This Vast Southern Empire
Slaveholders at the Helm of American Foreign Policy
Paperback      ISBN: 0674986776
Winner of the John H. Dunning Prize, American Historical Association Winner of the Stuart L. Bernath Book Prize, Society for Historians of American Foreign Relations Winner of the North Jersey Civil War Round Table Book When the United States emerged as a world power in the years before the Civil War, the men who presided over the nation

Twelve Years a Slave: Narrative of Solomon Northup, a Citizen of New-york, Kidnapped in Washington City in 1841, and Rescued in 1853
Twelve Years a Slave
Narrative of Solomon Northup, a Citizen of New-york, Kidnapped in Washington City in 1841, and Rescued in 1853
Hardcover      ISBN: 1476767343
The story that inspired the major motion picture, with an introduction by the bestselling author of Wench, Dolen Perkins-Valdez, Twelve Years a Slave is a harrowing, vividly detailed, and utterly unforgettable account of slavery. Solomon Northup was an entrepreneur and dedicated family man, father to three young children, Elizabeth, Margaret, and Alonzo. What little free time he had after long days of manual and farm labor he spent reading books and playing the violin. Though his father was born into slavery, Solomon was born and lived free. In March 1841, two strangers approached Northup, offering him employment as a violinist in a town hundreds of miles away from his home in Saratoga Springs, New York. Solomon bid his wife farewell until his return. Only after he was drugged and bound did he realize the strangers were kidnappers—that nefarious brand of criminals in the business of capturing runaway and free blacks for profit. Thus began Northup's horrific life as a slave. Dehumanized, beaten, and worked mercilessly, Northup suffered all the more, wondering what had become of his family. One owner was savagely cruel and Northup recalls he was “indebted to him for nothing, save undeserved abuse.
Twelve Years a Slave: Narrative of Solomon Northup, a Citizen of New York, Kidnapped in Washington City in 1841 and Rescued in 1853 from a Cotton Plantation Near the Red Ri
Twelve Years a Slave
Narrative of Solomon Northup, a Citizen of New York, Kidnapped in Washington City in 1841 and Rescued in 1853 from a Cotton Plantation Near the Red Ri
Paperback      ISBN: 1629143499
The incredible true story of the kidnapping, enslavement, and rescue of Solomon Northup in the era before the Civil War—now a major motion picture!
Virginia Waterways and the Underground Railroad

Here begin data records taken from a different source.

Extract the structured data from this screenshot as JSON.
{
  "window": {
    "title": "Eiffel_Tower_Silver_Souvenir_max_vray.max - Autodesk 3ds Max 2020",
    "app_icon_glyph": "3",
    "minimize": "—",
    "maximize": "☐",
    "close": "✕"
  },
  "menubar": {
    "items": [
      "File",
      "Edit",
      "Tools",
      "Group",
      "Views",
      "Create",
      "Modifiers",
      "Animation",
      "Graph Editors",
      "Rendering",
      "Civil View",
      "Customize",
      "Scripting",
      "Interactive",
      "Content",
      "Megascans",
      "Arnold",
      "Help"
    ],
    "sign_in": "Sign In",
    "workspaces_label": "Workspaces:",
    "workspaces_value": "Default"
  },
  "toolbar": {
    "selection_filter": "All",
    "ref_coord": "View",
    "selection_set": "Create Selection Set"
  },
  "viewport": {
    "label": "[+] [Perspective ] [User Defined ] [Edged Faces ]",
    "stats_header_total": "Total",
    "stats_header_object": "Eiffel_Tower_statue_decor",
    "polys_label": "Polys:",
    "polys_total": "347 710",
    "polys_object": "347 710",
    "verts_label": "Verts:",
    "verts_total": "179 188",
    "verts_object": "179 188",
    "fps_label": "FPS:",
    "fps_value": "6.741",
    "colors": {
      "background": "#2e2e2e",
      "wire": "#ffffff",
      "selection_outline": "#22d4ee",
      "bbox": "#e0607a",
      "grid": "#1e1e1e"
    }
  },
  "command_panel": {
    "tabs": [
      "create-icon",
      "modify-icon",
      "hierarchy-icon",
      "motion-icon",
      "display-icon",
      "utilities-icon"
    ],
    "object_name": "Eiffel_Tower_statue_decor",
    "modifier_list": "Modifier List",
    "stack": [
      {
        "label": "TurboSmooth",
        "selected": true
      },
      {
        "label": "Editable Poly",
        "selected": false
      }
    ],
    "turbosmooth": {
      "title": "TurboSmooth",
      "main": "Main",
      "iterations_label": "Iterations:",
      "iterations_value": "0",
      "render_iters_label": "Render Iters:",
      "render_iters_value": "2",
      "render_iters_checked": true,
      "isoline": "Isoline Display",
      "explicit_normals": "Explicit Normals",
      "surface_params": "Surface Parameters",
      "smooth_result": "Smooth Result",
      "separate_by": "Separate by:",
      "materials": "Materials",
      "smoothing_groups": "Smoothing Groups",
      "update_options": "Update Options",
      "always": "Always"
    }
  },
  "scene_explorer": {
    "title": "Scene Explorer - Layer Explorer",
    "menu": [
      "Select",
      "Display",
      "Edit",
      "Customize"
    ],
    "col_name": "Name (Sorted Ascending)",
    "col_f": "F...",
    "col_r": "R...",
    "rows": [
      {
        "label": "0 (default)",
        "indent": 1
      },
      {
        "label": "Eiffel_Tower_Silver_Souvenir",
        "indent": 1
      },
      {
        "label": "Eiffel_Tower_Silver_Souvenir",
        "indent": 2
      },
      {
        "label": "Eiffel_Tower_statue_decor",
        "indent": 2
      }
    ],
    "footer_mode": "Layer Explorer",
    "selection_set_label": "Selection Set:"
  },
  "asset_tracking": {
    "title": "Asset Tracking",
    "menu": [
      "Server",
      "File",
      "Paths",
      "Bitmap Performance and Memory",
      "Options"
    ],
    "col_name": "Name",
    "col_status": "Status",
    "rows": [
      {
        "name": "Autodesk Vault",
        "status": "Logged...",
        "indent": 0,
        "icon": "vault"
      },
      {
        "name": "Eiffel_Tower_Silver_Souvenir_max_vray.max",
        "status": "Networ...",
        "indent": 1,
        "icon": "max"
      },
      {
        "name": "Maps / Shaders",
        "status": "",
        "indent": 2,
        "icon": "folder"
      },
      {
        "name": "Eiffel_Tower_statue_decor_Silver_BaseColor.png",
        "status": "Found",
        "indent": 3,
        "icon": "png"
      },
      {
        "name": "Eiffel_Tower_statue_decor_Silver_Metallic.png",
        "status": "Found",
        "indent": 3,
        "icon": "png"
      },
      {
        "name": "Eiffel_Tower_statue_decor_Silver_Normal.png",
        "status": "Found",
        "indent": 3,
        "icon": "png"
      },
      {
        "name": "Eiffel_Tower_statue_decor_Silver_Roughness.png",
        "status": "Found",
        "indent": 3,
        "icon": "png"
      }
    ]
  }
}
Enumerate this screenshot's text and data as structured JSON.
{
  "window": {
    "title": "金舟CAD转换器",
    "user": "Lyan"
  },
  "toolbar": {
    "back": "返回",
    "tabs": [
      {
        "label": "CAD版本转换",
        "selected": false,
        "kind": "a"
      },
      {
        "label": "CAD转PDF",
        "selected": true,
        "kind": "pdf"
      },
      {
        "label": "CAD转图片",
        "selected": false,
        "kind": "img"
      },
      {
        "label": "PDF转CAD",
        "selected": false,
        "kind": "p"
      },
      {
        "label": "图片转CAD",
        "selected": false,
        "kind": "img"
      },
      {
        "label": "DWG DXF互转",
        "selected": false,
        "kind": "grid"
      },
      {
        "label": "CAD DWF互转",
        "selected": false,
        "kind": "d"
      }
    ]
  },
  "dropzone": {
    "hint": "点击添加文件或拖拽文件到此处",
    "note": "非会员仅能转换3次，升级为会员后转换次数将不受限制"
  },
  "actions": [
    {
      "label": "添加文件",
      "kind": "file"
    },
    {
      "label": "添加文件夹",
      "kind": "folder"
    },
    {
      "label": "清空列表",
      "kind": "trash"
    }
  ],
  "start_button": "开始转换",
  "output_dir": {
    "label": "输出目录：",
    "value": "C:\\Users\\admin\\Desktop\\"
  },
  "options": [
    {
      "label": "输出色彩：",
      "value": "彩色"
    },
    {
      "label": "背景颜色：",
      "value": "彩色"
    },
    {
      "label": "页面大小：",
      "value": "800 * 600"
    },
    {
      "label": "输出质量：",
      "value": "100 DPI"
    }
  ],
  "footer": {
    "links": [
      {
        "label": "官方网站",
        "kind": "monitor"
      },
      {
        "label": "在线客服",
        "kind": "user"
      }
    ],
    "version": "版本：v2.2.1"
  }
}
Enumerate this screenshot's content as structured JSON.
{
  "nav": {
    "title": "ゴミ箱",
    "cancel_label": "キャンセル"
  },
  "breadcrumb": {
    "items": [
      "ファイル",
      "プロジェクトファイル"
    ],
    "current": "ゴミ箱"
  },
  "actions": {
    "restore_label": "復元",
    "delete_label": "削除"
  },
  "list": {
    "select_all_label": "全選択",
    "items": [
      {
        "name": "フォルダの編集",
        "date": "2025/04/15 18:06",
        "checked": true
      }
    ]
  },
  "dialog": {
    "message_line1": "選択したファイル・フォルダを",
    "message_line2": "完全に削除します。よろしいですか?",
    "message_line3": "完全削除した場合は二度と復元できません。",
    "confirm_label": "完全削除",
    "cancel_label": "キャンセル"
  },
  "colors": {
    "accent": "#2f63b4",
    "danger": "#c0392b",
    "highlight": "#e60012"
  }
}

Virginia Waterways and the Underground Railroad
Paperback      ISBN: 1625859635
Enslaved Virginians sought freedom from the time they were first brought to the Jamestown colony in 1619. Acts of self-emancipation were aided by Virginia's waterways, which became part of the network of the Underground Railroad in the years before the Civil War. Watermen willing to help escaped slaves made eighteenth-century Norfolk a haven for freedom seekers. Famous nineteenth-century escapees like Shadrack Minkins and Henry "Box" Brown were aided by the Underground Railroad. Enslaved men like Henry Lewey, known as Bluebeard, aided freedom seekers as conductors, and black and white sympathizers acted as station masters. Historian Cassandra Newby-Alexander narrates the ways that enslaved people used Virginia's waterways to achieve humanity's dream of freedom.